Civil Rights movement in Louisville
Ira Grupper was born in New York City in 1944. Before moving to Louisville in 1969, Ira was involved in rent strikes in New York and he took part in the Civil Rights movement all over the South with the SNCC (Student Nonviolent Coordinating Committee). In this interview, Ira talks about his personal friendship with Carl and Anne Braden, whom he worked alongside as part of the SCEF (Southern Conference Education Fund). Other topics include Ira’s work as a commissioner and eventual Vice-Chairman of the Louisville and Jefferson County Human Relations Commission. He talks about being a staunch advocate for workers rights and an improvement in labor conditions. He also discusses his involvement with the busing situation during the 1970s and his role as an outreach spokesman who went to white communities to attempt to persuade them to support desegregation in the local schools.

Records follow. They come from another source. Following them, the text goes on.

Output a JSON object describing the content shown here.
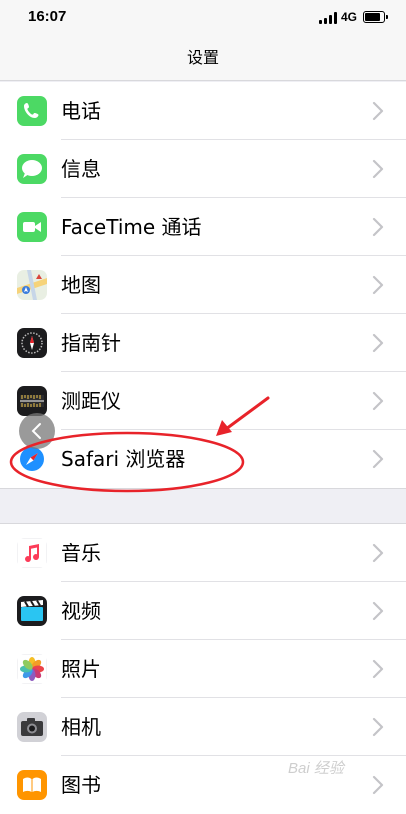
{
  "status_bar": {
    "time": "16:07",
    "network": "4G"
  },
  "nav": {
    "title": "设置"
  },
  "group1": [
    {
      "id": "phone",
      "label": "电话",
      "icon": "phone-icon"
    },
    {
      "id": "messages",
      "label": "信息",
      "icon": "messages-icon"
    },
    {
      "id": "facetime",
      "label": "FaceTime 通话",
      "icon": "facetime-icon"
    },
    {
      "id": "maps",
      "label": "地图",
      "icon": "maps-icon"
    },
    {
      "id": "compass",
      "label": "指南针",
      "icon": "compass-icon"
    },
    {
      "id": "measure",
      "label": "测距仪",
      "icon": "measure-icon"
    },
    {
      "id": "safari",
      "label": "Safari 浏览器",
      "icon": "safari-icon"
    }
  ],
  "group2": [
    {
      "id": "music",
      "label": "音乐",
      "icon": "music-icon"
    },
    {
      "id": "videos",
      "label": "视频",
      "icon": "videos-icon"
    },
    {
      "id": "photos",
      "label": "照片",
      "icon": "photos-icon"
    },
    {
      "id": "camera",
      "label": "相机",
      "icon": "camera-icon"
    },
    {
      "id": "books",
      "label": "图书",
      "icon": "books-icon"
    }
  ],
  "colors": {
    "annotation_red": "#e8232a",
    "phone_green": "#4cd964",
    "books_orange": "#ff9500"
  },
  "watermark": "Bai 经验"
}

Cheri Bryant Hamilton, born and raised in the West End of Louisville, attended Fisk University for her undergraduate degree and went on to get a law degree at North Carolina Central University. In this interview, Hamilton discusses getting involved in the Civil Rights Movement at a young age, following behind her mother's activism. She talks about her involvement in open housing during her high school years, the experiences of attending rallies in the city, her involvement in SCLC, the NAACP, and the Youth NAACP. She also discusses the riot that occurred in Louisville when Stokley Carmichael was coming to town as well as her memories of the Black Six trial, briefly. Following law school, she returned to Louisville and worked for the city on labor type issues. In this part of her interview, Hamilton discusses her work on the city's first affirmative action plan, her work in the NAACP as the political action chari, and her work with Martha Layne Collins and the KY Commision on Women. She continued to work for the city and be involved in various ways including serving on the Jefferson County Democratic Executive Committee and the Metro Louisville Women's Political Caucus.

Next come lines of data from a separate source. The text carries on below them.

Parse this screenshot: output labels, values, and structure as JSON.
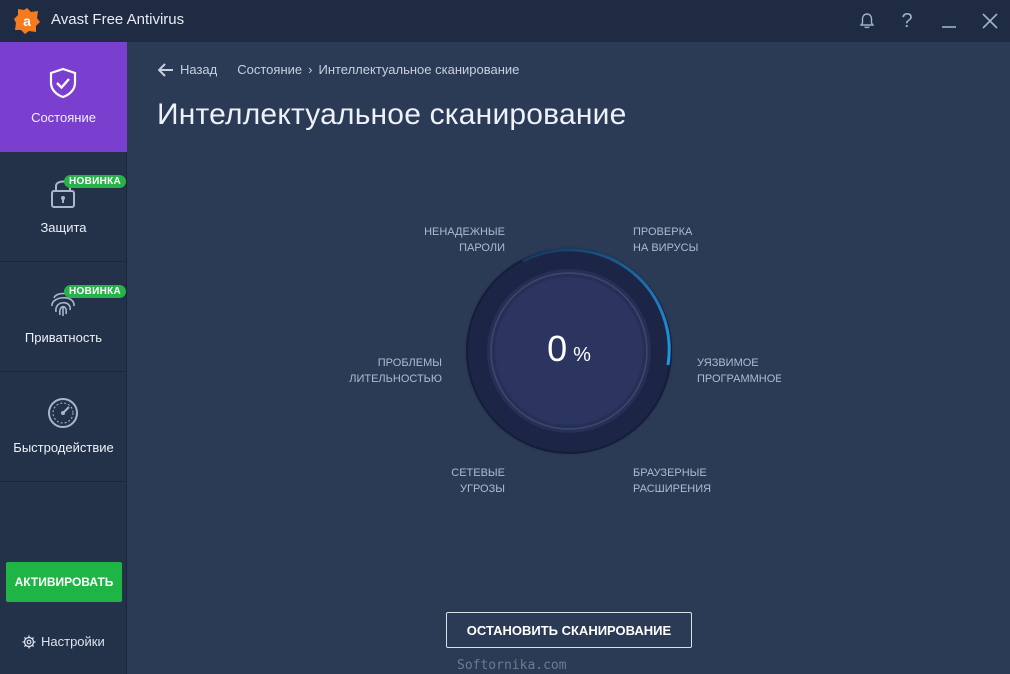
{
  "window": {
    "title": "Avast Free Antivirus",
    "logo_letter": "a"
  },
  "titlebar": {
    "icons": [
      "bell-icon",
      "help-icon",
      "minimize-icon",
      "close-icon"
    ],
    "help_glyph": "?"
  },
  "sidebar": {
    "items": [
      {
        "label": "Состояние",
        "icon": "shield-check-icon",
        "active": true
      },
      {
        "label": "Защита",
        "icon": "lock-icon",
        "badge": "НОВИНКА"
      },
      {
        "label": "Приватность",
        "icon": "fingerprint-icon",
        "badge": "НОВИНКА"
      },
      {
        "label": "Быстродействие",
        "icon": "speedometer-icon"
      }
    ],
    "activate_label": "АКТИВИРОВАТЬ",
    "settings_label": "Настройки"
  },
  "breadcrumb": {
    "back_label": "Назад",
    "parent": "Состояние",
    "separator": "›",
    "current": "Интеллектуальное сканирование"
  },
  "main": {
    "title": "Интеллектуальное сканирование",
    "progress_value": "0",
    "progress_symbol": "%",
    "progress_fraction": 0,
    "scan_items": [
      {
        "line1": "НЕНАДЕЖНЫЕ",
        "line2": "ПАРОЛИ"
      },
      {
        "line1": "ПРОВЕРКА",
        "line2": "НА ВИРУСЫ"
      },
      {
        "line1": "ПРОБЛЕМЫ",
        "line2": "ЛИТЕЛЬНОСТЬЮ"
      },
      {
        "line1": "УЯЗВИМОЕ",
        "line2": "ПРОГРАММНОЕ О"
      },
      {
        "line1": "СЕТЕВЫЕ",
        "line2": "УГРОЗЫ"
      },
      {
        "line1": "БРАУЗЕРНЫЕ",
        "line2": "РАСШИРЕНИЯ"
      }
    ],
    "stop_button_label": "ОСТАНОВИТЬ СКАНИРОВАНИЕ"
  },
  "watermark": "Softornika.com",
  "colors": {
    "background": "#2b3a55",
    "sidebar": "#233149",
    "active_item": "#7b3fd0",
    "badge": "#27b24a",
    "activate_button": "#1fb446",
    "gauge_accent": "#1e9be6",
    "logo": "#f47b20"
  }
}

Tony Heitzman, born in 1931 in the Highlands area of Louisville, was a pastor and priest in the Louisville area beginning in 1957 as well as a community organizer. In this interview, Heitzman discusses his working with the Neighborhood Youth Corps, the Community Action Commission and his full time job working in neighborhoods dealing with poverty. Topics include: working in the Russell neighborhood as a community organizer, the push to get a new building for Taylor Coleridge school, the church's reaction and actions following the assassination of Dr. Martin Luther King Jr., the Louisville riot and the influence it had on his work, his time as a coordinator for the West End Catholic Churches, the Poor People's campaign through Louisville and the role that he played in it, and his time on The West End Team Ministries. Heitzman discusses his time working from 1971-1979 as the pastor of the Immaculate Heart of Mary church in the Parc Duvalle area. Finally, he concludes his interview discussing the impact of the War on Poverty on race relations and the impact of self determination and awareness on those in the Russell area.